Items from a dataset
=== Begin Enclosure ===

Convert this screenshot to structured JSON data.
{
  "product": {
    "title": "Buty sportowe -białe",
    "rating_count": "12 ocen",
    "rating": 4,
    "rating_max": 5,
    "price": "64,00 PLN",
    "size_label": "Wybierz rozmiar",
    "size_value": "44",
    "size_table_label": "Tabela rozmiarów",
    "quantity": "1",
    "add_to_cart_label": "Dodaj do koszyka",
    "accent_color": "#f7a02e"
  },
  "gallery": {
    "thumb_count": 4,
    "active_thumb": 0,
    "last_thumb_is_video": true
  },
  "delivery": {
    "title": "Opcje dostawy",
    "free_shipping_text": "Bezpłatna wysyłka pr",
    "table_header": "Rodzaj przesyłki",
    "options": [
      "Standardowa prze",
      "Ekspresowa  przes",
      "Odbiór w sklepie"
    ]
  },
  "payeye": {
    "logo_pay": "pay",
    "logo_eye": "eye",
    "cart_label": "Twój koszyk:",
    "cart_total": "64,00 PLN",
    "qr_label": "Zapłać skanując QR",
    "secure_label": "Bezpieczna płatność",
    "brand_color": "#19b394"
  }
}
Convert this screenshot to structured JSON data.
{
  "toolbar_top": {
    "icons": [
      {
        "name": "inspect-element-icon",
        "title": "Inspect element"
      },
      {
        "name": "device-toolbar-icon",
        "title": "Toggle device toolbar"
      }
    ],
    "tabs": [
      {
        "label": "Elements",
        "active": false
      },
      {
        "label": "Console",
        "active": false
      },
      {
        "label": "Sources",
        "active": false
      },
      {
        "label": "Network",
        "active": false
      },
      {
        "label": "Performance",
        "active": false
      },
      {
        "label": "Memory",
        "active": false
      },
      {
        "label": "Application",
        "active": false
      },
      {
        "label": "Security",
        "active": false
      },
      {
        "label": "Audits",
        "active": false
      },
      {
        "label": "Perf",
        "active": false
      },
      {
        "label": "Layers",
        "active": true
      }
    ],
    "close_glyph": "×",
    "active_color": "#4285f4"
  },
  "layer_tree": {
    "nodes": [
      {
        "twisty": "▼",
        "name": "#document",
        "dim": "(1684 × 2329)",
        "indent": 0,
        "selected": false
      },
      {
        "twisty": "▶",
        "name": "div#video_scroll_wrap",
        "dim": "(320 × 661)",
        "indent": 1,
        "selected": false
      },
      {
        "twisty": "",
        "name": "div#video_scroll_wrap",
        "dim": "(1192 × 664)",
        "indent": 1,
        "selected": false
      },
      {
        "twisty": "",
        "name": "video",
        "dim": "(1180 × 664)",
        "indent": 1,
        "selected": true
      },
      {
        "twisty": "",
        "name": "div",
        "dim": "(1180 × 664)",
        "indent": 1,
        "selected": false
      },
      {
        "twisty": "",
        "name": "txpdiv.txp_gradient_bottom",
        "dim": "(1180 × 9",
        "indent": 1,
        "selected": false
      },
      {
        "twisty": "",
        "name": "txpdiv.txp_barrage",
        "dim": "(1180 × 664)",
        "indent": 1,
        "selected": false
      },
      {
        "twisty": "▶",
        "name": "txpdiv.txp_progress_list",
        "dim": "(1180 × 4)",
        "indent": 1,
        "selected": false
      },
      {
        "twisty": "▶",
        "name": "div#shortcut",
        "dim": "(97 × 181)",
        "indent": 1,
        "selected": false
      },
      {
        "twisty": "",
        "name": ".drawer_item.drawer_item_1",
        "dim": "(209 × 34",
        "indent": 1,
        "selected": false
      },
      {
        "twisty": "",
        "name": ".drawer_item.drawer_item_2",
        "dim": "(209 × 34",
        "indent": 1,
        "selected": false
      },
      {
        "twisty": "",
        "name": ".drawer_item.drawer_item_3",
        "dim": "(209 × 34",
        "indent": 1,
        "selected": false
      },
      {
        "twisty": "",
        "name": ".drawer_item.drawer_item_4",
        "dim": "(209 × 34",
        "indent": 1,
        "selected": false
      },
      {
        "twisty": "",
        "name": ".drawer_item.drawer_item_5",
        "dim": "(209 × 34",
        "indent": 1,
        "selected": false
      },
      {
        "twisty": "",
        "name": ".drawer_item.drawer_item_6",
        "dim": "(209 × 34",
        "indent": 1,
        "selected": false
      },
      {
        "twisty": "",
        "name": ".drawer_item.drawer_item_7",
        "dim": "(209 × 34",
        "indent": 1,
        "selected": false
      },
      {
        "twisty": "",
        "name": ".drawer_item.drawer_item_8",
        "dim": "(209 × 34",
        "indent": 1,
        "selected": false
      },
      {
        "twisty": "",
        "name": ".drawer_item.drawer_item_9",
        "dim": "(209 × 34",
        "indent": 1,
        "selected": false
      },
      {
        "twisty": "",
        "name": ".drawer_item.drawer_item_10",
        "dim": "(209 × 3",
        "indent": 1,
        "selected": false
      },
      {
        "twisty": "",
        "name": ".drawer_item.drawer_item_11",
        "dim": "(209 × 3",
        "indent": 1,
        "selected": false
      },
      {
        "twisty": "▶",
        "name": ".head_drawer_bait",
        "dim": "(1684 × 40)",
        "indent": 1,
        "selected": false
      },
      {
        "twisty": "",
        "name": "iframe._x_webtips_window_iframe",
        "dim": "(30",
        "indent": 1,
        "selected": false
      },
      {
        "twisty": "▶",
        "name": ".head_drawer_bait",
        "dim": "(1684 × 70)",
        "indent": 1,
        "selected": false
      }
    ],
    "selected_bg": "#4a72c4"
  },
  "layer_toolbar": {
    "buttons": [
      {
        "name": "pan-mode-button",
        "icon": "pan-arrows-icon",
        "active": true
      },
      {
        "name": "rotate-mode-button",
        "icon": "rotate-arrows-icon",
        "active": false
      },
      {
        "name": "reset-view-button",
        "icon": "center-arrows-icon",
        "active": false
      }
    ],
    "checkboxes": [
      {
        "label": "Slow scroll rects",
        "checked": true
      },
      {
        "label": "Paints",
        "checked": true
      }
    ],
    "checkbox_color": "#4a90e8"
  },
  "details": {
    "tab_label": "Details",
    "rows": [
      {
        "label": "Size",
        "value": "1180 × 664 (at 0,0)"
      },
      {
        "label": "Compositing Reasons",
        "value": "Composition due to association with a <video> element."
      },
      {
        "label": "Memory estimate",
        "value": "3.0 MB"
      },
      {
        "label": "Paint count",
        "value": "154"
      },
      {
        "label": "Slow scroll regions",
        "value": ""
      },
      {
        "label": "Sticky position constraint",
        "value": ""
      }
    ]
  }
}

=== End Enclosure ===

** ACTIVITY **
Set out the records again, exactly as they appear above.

** RESPONSE BOX **
Convert this screenshot to structured JSON data.
{
  "product": {
    "title": "Buty sportowe -białe",
    "rating_count": "12 ocen",
    "rating": 4,
    "rating_max": 5,
    "price": "64,00 PLN",
    "size_label": "Wybierz rozmiar",
    "size_value": "44",
    "size_table_label": "Tabela rozmiarów",
    "quantity": "1",
    "add_to_cart_label": "Dodaj do koszyka",
    "accent_color": "#f7a02e"
  },
  "gallery": {
    "thumb_count": 4,
    "active_thumb": 0,
    "last_thumb_is_video": true
  },
  "delivery": {
    "title": "Opcje dostawy",
    "free_shipping_text": "Bezpłatna wysyłka pr",
    "table_header": "Rodzaj przesyłki",
    "options": [
      "Standardowa prze",
      "Ekspresowa  przes",
      "Odbiór w sklepie"
    ]
  },
  "payeye": {
    "logo_pay": "pay",
    "logo_eye": "eye",
    "cart_label": "Twój koszyk:",
    "cart_total": "64,00 PLN",
    "qr_label": "Zapłać skanując QR",
    "secure_label": "Bezpieczna płatność",
    "brand_color": "#19b394"
  }
}
Convert this screenshot to structured JSON data.
{
  "toolbar_top": {
    "icons": [
      {
        "name": "inspect-element-icon",
        "title": "Inspect element"
      },
      {
        "name": "device-toolbar-icon",
        "title": "Toggle device toolbar"
      }
    ],
    "tabs": [
      {
        "label": "Elements",
        "active": false
      },
      {
        "label": "Console",
        "active": false
      },
      {
        "label": "Sources",
        "active": false
      },
      {
        "label": "Network",
        "active": false
      },
      {
        "label": "Performance",
        "active": false
      },
      {
        "label": "Memory",
        "active": false
      },
      {
        "label": "Application",
        "active": false
      },
      {
        "label": "Security",
        "active": false
      },
      {
        "label": "Audits",
        "active": false
      },
      {
        "label": "Perf",
        "active": false
      },
      {
        "label": "Layers",
        "active": true
      }
    ],
    "close_glyph": "×",
    "active_color": "#4285f4"
  },
  "layer_tree": {
    "nodes": [
      {
        "twisty": "▼",
        "name": "#document",
        "dim": "(1684 × 2329)",
        "indent": 0,
        "selected": false
      },
      {
        "twisty": "▶",
        "name": "div#video_scroll_wrap",
        "dim": "(320 × 661)",
        "indent": 1,
        "selected": false
      },
      {
        "twisty": "",
        "name": "div#video_scroll_wrap",
        "dim": "(1192 × 664)",
        "indent": 1,
        "selected": false
      },
      {
        "twisty": "",
        "name": "video",
        "dim": "(1180 × 664)",
        "indent": 1,
        "selected": true
      },
      {
        "twisty": "",
        "name": "div",
        "dim": "(1180 × 664)",
        "indent": 1,
        "selected": false
      },
      {
        "twisty": "",
        "name": "txpdiv.txp_gradient_bottom",
        "dim": "(1180 × 9",
        "indent": 1,
        "selected": false
      },
      {
        "twisty": "",
        "name": "txpdiv.txp_barrage",
        "dim": "(1180 × 664)",
        "indent": 1,
        "selected": false
      },
      {
        "twisty": "▶",
        "name": "txpdiv.txp_progress_list",
        "dim": "(1180 × 4)",
        "indent": 1,
        "selected": false
      },
      {
        "twisty": "▶",
        "name": "div#shortcut",
        "dim": "(97 × 181)",
        "indent": 1,
        "selected": false
      },
      {
        "twisty": "",
        "name": ".drawer_item.drawer_item_1",
        "dim": "(209 × 34",
        "indent": 1,
        "selected": false
      },
      {
        "twisty": "",
        "name": ".drawer_item.drawer_item_2",
        "dim": "(209 × 34",
        "indent": 1,
        "selected": false
      },
      {
        "twisty": "",
        "name": ".drawer_item.drawer_item_3",
        "dim": "(209 × 34",
        "indent": 1,
        "selected": false
      },
      {
        "twisty": "",
        "name": ".drawer_item.drawer_item_4",
        "dim": "(209 × 34",
        "indent": 1,
        "selected": false
      },
      {
        "twisty": "",
        "name": ".drawer_item.drawer_item_5",
        "dim": "(209 × 34",
        "indent": 1,
        "selected": false
      },
      {
        "twisty": "",
        "name": ".drawer_item.drawer_item_6",
        "dim": "(209 × 34",
        "indent": 1,
        "selected": false
      },
      {
        "twisty": "",
        "name": ".drawer_item.drawer_item_7",
        "dim": "(209 × 34",
        "indent": 1,
        "selected": false
      },
      {
        "twisty": "",
        "name": ".drawer_item.drawer_item_8",
        "dim": "(209 × 34",
        "indent": 1,
        "selected": false
      },
      {
        "twisty": "",
        "name": ".drawer_item.drawer_item_9",
        "dim": "(209 × 34",
        "indent": 1,
        "selected": false
      },
      {
        "twisty": "",
        "name": ".drawer_item.drawer_item_10",
        "dim": "(209 × 3",
        "indent": 1,
        "selected": false
      },
      {
        "twisty": "",
        "name": ".drawer_item.drawer_item_11",
        "dim": "(209 × 3",
        "indent": 1,
        "selected": false
      },
      {
        "twisty": "▶",
        "name": ".head_drawer_bait",
        "dim": "(1684 × 40)",
        "indent": 1,
        "selected": false
      },
      {
        "twisty": "",
        "name": "iframe._x_webtips_window_iframe",
        "dim": "(30",
        "indent": 1,
        "selected": false
      },
      {
        "twisty": "▶",
        "name": ".head_drawer_bait",
        "dim": "(1684 × 70)",
        "indent": 1,
        "selected": false
      }
    ],
    "selected_bg": "#4a72c4"
  },
  "layer_toolbar": {
    "buttons": [
      {
        "name": "pan-mode-button",
        "icon": "pan-arrows-icon",
        "active": true
      },
      {
        "name": "rotate-mode-button",
        "icon": "rotate-arrows-icon",
        "active": false
      },
      {
        "name": "reset-view-button",
        "icon": "center-arrows-icon",
        "active": false
      }
    ],
    "checkboxes": [
      {
        "label": "Slow scroll rects",
        "checked": true
      },
      {
        "label": "Paints",
        "checked": true
      }
    ],
    "checkbox_color": "#4a90e8"
  },
  "details": {
    "tab_label": "Details",
    "rows": [
      {
        "label": "Size",
        "value": "1180 × 664 (at 0,0)"
      },
      {
        "label": "Compositing Reasons",
        "value": "Composition due to association with a <video> element."
      },
      {
        "label": "Memory estimate",
        "value": "3.0 MB"
      },
      {
        "label": "Paint count",
        "value": "154"
      },
      {
        "label": "Slow scroll regions",
        "value": ""
      },
      {
        "label": "Sticky position constraint",
        "value": ""
      }
    ]
  }
}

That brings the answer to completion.